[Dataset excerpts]
##############################
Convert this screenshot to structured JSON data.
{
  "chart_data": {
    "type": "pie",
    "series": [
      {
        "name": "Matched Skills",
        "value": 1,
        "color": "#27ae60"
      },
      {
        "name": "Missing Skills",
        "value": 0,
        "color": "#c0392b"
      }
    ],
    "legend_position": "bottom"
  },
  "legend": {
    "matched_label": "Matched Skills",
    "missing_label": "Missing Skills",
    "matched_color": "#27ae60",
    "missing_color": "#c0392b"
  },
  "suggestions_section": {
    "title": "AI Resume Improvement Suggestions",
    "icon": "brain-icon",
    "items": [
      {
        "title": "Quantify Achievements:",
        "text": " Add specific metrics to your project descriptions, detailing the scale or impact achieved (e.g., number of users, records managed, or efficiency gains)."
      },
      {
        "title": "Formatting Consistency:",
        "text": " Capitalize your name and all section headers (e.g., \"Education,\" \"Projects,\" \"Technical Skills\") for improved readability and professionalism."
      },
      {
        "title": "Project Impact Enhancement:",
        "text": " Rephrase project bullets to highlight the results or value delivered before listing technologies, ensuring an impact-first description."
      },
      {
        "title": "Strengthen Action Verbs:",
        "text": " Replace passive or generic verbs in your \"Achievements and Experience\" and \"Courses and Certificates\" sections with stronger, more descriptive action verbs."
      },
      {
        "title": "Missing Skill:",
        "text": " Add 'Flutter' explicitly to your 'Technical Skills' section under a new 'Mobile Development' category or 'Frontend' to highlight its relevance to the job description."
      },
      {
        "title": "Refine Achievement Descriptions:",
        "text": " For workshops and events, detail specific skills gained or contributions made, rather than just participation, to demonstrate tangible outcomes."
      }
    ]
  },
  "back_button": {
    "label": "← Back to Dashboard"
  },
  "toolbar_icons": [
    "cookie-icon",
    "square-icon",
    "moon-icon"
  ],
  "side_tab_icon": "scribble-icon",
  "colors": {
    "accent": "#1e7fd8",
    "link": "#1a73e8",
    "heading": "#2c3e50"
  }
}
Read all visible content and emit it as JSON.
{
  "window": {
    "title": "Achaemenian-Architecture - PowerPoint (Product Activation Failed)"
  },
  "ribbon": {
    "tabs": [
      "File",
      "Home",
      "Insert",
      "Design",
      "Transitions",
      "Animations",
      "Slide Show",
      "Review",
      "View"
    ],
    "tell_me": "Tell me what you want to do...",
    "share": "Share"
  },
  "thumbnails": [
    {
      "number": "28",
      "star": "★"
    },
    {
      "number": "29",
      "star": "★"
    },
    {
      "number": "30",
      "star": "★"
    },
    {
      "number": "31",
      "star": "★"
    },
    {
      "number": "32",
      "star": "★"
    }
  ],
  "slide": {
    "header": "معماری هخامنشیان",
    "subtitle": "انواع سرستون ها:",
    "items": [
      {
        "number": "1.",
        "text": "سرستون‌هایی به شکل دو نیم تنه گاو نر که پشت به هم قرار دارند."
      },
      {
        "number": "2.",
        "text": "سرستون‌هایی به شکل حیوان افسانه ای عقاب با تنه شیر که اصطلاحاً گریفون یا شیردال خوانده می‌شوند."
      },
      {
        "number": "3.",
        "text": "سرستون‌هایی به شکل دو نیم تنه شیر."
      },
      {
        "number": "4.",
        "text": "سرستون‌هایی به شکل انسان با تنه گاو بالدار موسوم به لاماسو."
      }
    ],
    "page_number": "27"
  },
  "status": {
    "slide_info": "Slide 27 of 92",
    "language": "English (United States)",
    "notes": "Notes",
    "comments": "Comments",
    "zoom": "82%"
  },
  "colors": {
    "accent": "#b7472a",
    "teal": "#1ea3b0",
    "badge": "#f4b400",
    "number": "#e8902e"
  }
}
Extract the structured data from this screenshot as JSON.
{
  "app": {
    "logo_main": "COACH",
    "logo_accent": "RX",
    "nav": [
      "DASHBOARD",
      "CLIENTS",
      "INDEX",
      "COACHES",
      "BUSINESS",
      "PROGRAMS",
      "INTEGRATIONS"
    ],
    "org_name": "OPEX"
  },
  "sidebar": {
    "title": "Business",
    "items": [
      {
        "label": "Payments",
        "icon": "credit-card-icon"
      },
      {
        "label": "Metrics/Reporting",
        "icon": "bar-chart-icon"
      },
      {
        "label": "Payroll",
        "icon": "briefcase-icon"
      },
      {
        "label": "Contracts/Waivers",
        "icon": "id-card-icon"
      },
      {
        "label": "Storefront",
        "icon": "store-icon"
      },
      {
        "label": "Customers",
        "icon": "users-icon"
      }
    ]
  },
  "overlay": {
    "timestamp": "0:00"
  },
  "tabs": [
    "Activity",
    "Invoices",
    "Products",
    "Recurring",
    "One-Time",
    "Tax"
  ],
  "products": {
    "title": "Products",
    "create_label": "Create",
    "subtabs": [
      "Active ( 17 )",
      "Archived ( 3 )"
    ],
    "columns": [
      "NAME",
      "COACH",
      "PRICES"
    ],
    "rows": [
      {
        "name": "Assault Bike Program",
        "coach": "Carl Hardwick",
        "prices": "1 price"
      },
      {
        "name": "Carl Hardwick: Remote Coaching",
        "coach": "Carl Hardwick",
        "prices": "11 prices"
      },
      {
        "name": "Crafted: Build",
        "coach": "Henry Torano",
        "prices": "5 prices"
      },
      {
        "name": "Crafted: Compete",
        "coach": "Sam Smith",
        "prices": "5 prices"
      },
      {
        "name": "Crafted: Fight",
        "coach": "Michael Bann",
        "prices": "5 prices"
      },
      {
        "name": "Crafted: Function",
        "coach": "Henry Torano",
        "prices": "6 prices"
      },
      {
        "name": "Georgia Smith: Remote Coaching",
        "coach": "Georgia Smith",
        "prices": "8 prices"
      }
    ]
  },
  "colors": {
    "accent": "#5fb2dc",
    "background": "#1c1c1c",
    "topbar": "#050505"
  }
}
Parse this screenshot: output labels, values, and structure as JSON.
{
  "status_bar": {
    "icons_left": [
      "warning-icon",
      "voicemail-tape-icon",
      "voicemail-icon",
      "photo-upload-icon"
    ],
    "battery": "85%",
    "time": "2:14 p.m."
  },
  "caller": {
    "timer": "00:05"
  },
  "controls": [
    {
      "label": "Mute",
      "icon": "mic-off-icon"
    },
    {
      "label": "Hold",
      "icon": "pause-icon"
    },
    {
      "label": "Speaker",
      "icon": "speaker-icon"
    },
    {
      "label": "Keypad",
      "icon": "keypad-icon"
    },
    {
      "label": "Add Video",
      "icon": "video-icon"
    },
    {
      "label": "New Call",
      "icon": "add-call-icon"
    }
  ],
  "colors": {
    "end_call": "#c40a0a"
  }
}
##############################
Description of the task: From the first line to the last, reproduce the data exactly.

Written response:
Convert this screenshot to structured JSON data.
{
  "chart_data": {
    "type": "pie",
    "series": [
      {
        "name": "Matched Skills",
        "value": 1,
        "color": "#27ae60"
      },
      {
        "name": "Missing Skills",
        "value": 0,
        "color": "#c0392b"
      }
    ],
    "legend_position": "bottom"
  },
  "legend": {
    "matched_label": "Matched Skills",
    "missing_label": "Missing Skills",
    "matched_color": "#27ae60",
    "missing_color": "#c0392b"
  },
  "suggestions_section": {
    "title": "AI Resume Improvement Suggestions",
    "icon": "brain-icon",
    "items": [
      {
        "title": "Quantify Achievements:",
        "text": " Add specific metrics to your project descriptions, detailing the scale or impact achieved (e.g., number of users, records managed, or efficiency gains)."
      },
      {
        "title": "Formatting Consistency:",
        "text": " Capitalize your name and all section headers (e.g., \"Education,\" \"Projects,\" \"Technical Skills\") for improved readability and professionalism."
      },
      {
        "title": "Project Impact Enhancement:",
        "text": " Rephrase project bullets to highlight the results or value delivered before listing technologies, ensuring an impact-first description."
      },
      {
        "title": "Strengthen Action Verbs:",
        "text": " Replace passive or generic verbs in your \"Achievements and Experience\" and \"Courses and Certificates\" sections with stronger, more descriptive action verbs."
      },
      {
        "title": "Missing Skill:",
        "text": " Add 'Flutter' explicitly to your 'Technical Skills' section under a new 'Mobile Development' category or 'Frontend' to highlight its relevance to the job description."
      },
      {
        "title": "Refine Achievement Descriptions:",
        "text": " For workshops and events, detail specific skills gained or contributions made, rather than just participation, to demonstrate tangible outcomes."
      }
    ]
  },
  "back_button": {
    "label": "← Back to Dashboard"
  },
  "toolbar_icons": [
    "cookie-icon",
    "square-icon",
    "moon-icon"
  ],
  "side_tab_icon": "scribble-icon",
  "colors": {
    "accent": "#1e7fd8",
    "link": "#1a73e8",
    "heading": "#2c3e50"
  }
}
Read all visible content and emit it as JSON.
{
  "window": {
    "title": "Achaemenian-Architecture - PowerPoint (Product Activation Failed)"
  },
  "ribbon": {
    "tabs": [
      "File",
      "Home",
      "Insert",
      "Design",
      "Transitions",
      "Animations",
      "Slide Show",
      "Review",
      "View"
    ],
    "tell_me": "Tell me what you want to do...",
    "share": "Share"
  },
  "thumbnails": [
    {
      "number": "28",
      "star": "★"
    },
    {
      "number": "29",
      "star": "★"
    },
    {
      "number": "30",
      "star": "★"
    },
    {
      "number": "31",
      "star": "★"
    },
    {
      "number": "32",
      "star": "★"
    }
  ],
  "slide": {
    "header": "معماری هخامنشیان",
    "subtitle": "انواع سرستون ها:",
    "items": [
      {
        "number": "1.",
        "text": "سرستون‌هایی به شکل دو نیم تنه گاو نر که پشت به هم قرار دارند."
      },
      {
        "number": "2.",
        "text": "سرستون‌هایی به شکل حیوان افسانه ای عقاب با تنه شیر که اصطلاحاً گریفون یا شیردال خوانده می‌شوند."
      },
      {
        "number": "3.",
        "text": "سرستون‌هایی به شکل دو نیم تنه شیر."
      },
      {
        "number": "4.",
        "text": "سرستون‌هایی به شکل انسان با تنه گاو بالدار موسوم به لاماسو."
      }
    ],
    "page_number": "27"
  },
  "status": {
    "slide_info": "Slide 27 of 92",
    "language": "English (United States)",
    "notes": "Notes",
    "comments": "Comments",
    "zoom": "82%"
  },
  "colors": {
    "accent": "#b7472a",
    "teal": "#1ea3b0",
    "badge": "#f4b400",
    "number": "#e8902e"
  }
}
Extract the structured data from this screenshot as JSON.
{
  "app": {
    "logo_main": "COACH",
    "logo_accent": "RX",
    "nav": [
      "DASHBOARD",
      "CLIENTS",
      "INDEX",
      "COACHES",
      "BUSINESS",
      "PROGRAMS",
      "INTEGRATIONS"
    ],
    "org_name": "OPEX"
  },
  "sidebar": {
    "title": "Business",
    "items": [
      {
        "label": "Payments",
        "icon": "credit-card-icon"
      },
      {
        "label": "Metrics/Reporting",
        "icon": "bar-chart-icon"
      },
      {
        "label": "Payroll",
        "icon": "briefcase-icon"
      },
      {
        "label": "Contracts/Waivers",
        "icon": "id-card-icon"
      },
      {
        "label": "Storefront",
        "icon": "store-icon"
      },
      {
        "label": "Customers",
        "icon": "users-icon"
      }
    ]
  },
  "overlay": {
    "timestamp": "0:00"
  },
  "tabs": [
    "Activity",
    "Invoices",
    "Products",
    "Recurring",
    "One-Time",
    "Tax"
  ],
  "products": {
    "title": "Products",
    "create_label": "Create",
    "subtabs": [
      "Active ( 17 )",
      "Archived ( 3 )"
    ],
    "columns": [
      "NAME",
      "COACH",
      "PRICES"
    ],
    "rows": [
      {
        "name": "Assault Bike Program",
        "coach": "Carl Hardwick",
        "prices": "1 price"
      },
      {
        "name": "Carl Hardwick: Remote Coaching",
        "coach": "Carl Hardwick",
        "prices": "11 prices"
      },
      {
        "name": "Crafted: Build",
        "coach": "Henry Torano",
        "prices": "5 prices"
      },
      {
        "name": "Crafted: Compete",
        "coach": "Sam Smith",
        "prices": "5 prices"
      },
      {
        "name": "Crafted: Fight",
        "coach": "Michael Bann",
        "prices": "5 prices"
      },
      {
        "name": "Crafted: Function",
        "coach": "Henry Torano",
        "prices": "6 prices"
      },
      {
        "name": "Georgia Smith: Remote Coaching",
        "coach": "Georgia Smith",
        "prices": "8 prices"
      }
    ]
  },
  "colors": {
    "accent": "#5fb2dc",
    "background": "#1c1c1c",
    "topbar": "#050505"
  }
}
Parse this screenshot: output labels, values, and structure as JSON.
{
  "status_bar": {
    "icons_left": [
      "warning-icon",
      "voicemail-tape-icon",
      "voicemail-icon",
      "photo-upload-icon"
    ],
    "battery": "85%",
    "time": "2:14 p.m."
  },
  "caller": {
    "timer": "00:05"
  },
  "controls": [
    {
      "label": "Mute",
      "icon": "mic-off-icon"
    },
    {
      "label": "Hold",
      "icon": "pause-icon"
    },
    {
      "label": "Speaker",
      "icon": "speaker-icon"
    },
    {
      "label": "Keypad",
      "icon": "keypad-icon"
    },
    {
      "label": "Add Video",
      "icon": "video-icon"
    },
    {
      "label": "New Call",
      "icon": "add-call-icon"
    }
  ],
  "colors": {
    "end_call": "#c40a0a"
  }
}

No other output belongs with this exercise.